WORTHINGTON — Nurses have long been heroes, it’s just that COVID-19 has made it increasingly apparent just how important these front line workers are in caring for the sick.

For Pat Van Waus, a registered nurse at Sanford Worthington Medical Center, the term “hero” is a bit humbling — particularly for a woman who shies away from the limelight. Yet when one of her own grandchildren made the connection between her role and treating patients with the novel coronavirus, he realized his grandma was a hero in every sense of the word.

Van Waus worked her last overnight shift at Sanford Worthington Monday night, and with safety precautions in play due to the highly contagious virus, there was to be no retirement party or celebration. Her daughter, Molly Schultz, said it was just like her mom to choose this time to retire.

All kidding aside, Van Waus said she felt it was just time to retire. At the top of her retirement agenda is sleep — a normal sleep routine, anyway. For the past 30 years, she’s worked the night shift at the Worthington hospital.

“I did it because of my kids,” she said of the night shift work. “I wanted to go to their activities.

“I went without sleep because that’s what retirement is for,” she added. “I’ve always liked nights, and it worked well for my family. My husband (Wally) was very supportive, and I never had to get a babysitter.”

The couple has four grown daughters and 13 grandchildren, and she’s planning to spend more family time together — taking the grandkids to the movies and watching their sporting events once those events open up again — without the demands of nursing work. In addition to the night shift work, she also was scheduled every third weekend and rotating holidays each year.

Van Waus said she also plans to join her husband on the golf course, and hopes to visit with both her mom and mother-in-law more frequently. The women reside in and near Victor, Iowa, the hometown for both Van Waus and her husband, who graduated a year ahead of her in school.

“I had no clue what I wanted to do when I graduated high school, and a girlfriend said, ‘Why don’t you come to nursing school with me?"' Van Waus said of the decision that led to her lengthy career in scrubs. “It was one of the best moves I made — it was a good choice for me.”

She was among three classmates from Victor to attend nursing school at Broadlawns Hospital in Des Moines, Iowa, where they were the program’s last class to graduate. After that, hospital nursing programs were dissolved and new students were directed to programs at community or state colleges.

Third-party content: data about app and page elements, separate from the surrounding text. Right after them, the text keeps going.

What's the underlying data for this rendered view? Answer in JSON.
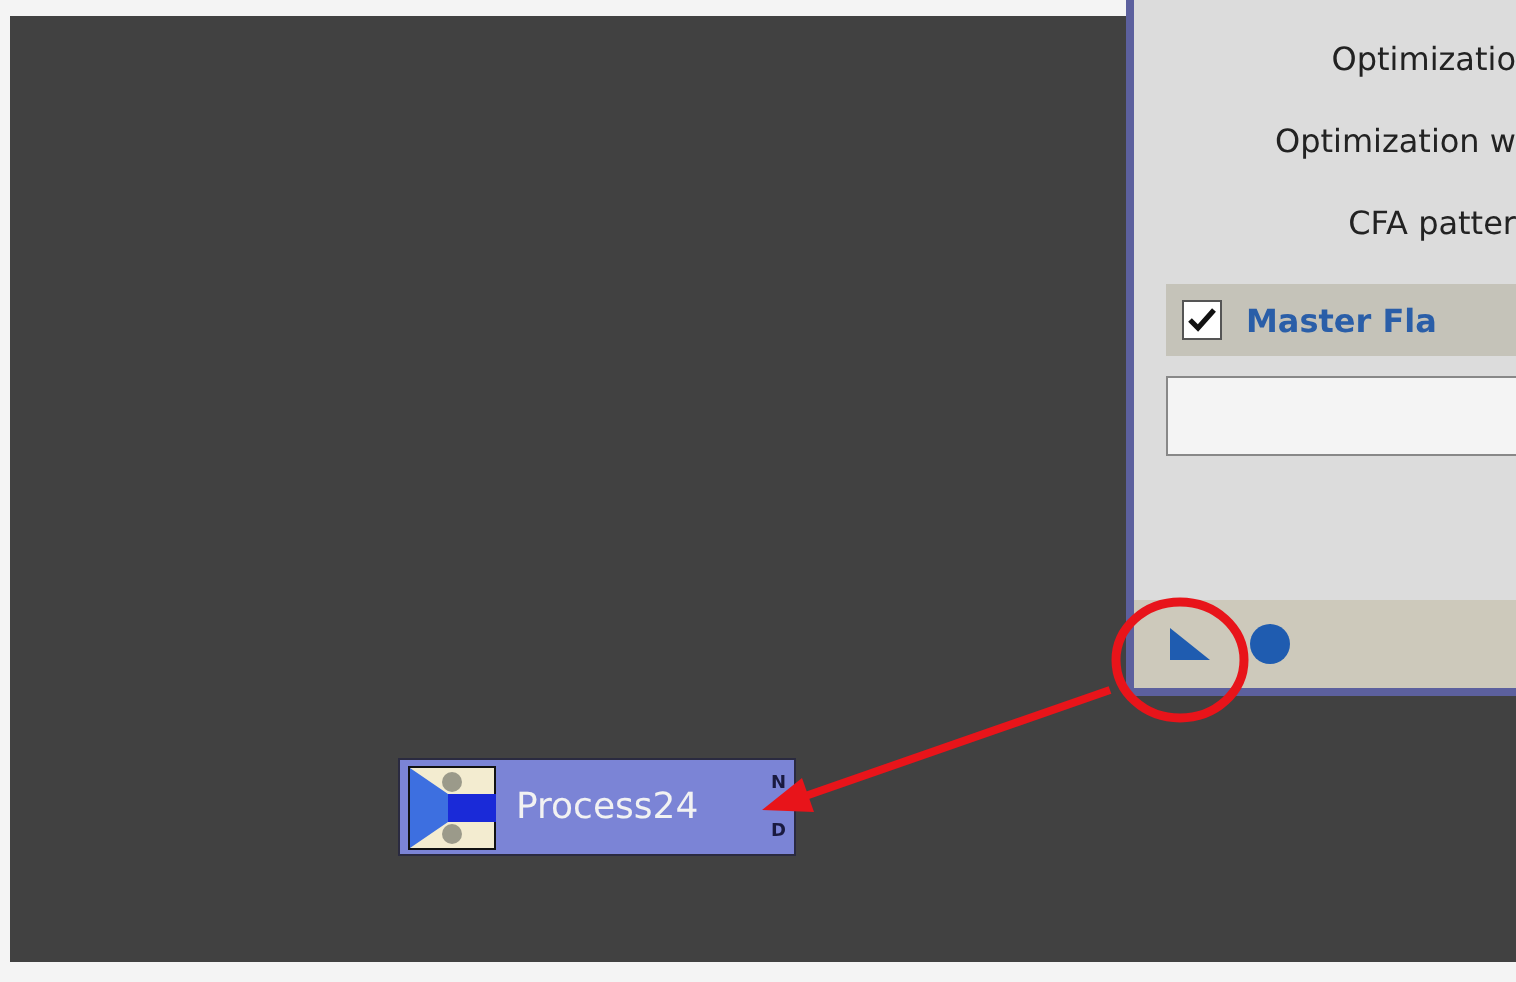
{
  "panel": {
    "labels": [
      "Optimizatio",
      "Optimization w",
      "CFA patter"
    ],
    "checkbox": {
      "label": "Master Fla",
      "checked": true
    }
  },
  "node": {
    "title": "Process24",
    "ports": [
      "N",
      "D"
    ]
  }
}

Upon graduation in 1974, Van Waus began her nursing career with the University of Iowa Pediatrics Hospital. By the time she and Wally married, she was in a community hospital setting in Davenport, and with her husband’s career with Salkin & Linoff, the parent company of Bostwicks, she would work at community hospitals in Owatonna, Redwood Falls and Willmar before they moved to Worthington in 1988.

When Bostwicks closed in Worthington, the couple decided that since some of their children were already in school and she had a good job at the hospital, they would stay here.

Over the years, Van Waus worked in pediatrics, obstetrics, med-surgery, the emergency room and intensive care unit.

“My last several years I’ve been in ICU when we have ICU patients,” she said.

Relationships with patients and with co-workers are what Van Waus will miss in retirement. She’s appreciative for the friendships forged, and the learning and laughing that she experienced with patients.

“I do truly believe in a full moon,” she said, reflecting on her career. “When I go to work and there’s a full moon, it always makes me very nervous.

“Sometimes people make silly mistakes and have to come to the (emergency department),” she explained. “It’s just strange the things that happen — unusual things happen (during a full moon). I just know it to be true.”

Coupling a full moon with Friday the 13th, and Van Waus said she’d have just rather called in sick.

“My second daughter was born on a Friday the 13th, so I just shouldn’t really complain about it too much,” she added with a laugh.

Van Waus, who was honored as Sanford Worthington Medical Center’s employee of the year in May 2019, said she’s often reflected on her career and the happenstance way in which she set out to become a nurse.

“I often wondered why God brought me to this position,” she said. It became apparent when her granddaughter, Maisy Schultz, was born in 2009 with a heart defect, Tetralogy of Fallot with Pulmonary Atresia. As a nurse, Van Waus was able to provide respite care to Maisy while her daughter returned to work part-time.

“Maisy and I are still very close,” Van Waus said. “I appreciate God putting me in that position.”

With her work as a nurse in the ICU, Van Waus hasn’t been able to hold or hug Maisy since the COVID-19 pandemic hit.

“I do not want to expose her,” Van Waus said. Having cared for patients with the novel coronavirus, she fears her granddaughter’s already compromised health would make it difficult for her to overcome if she were to contract the virus.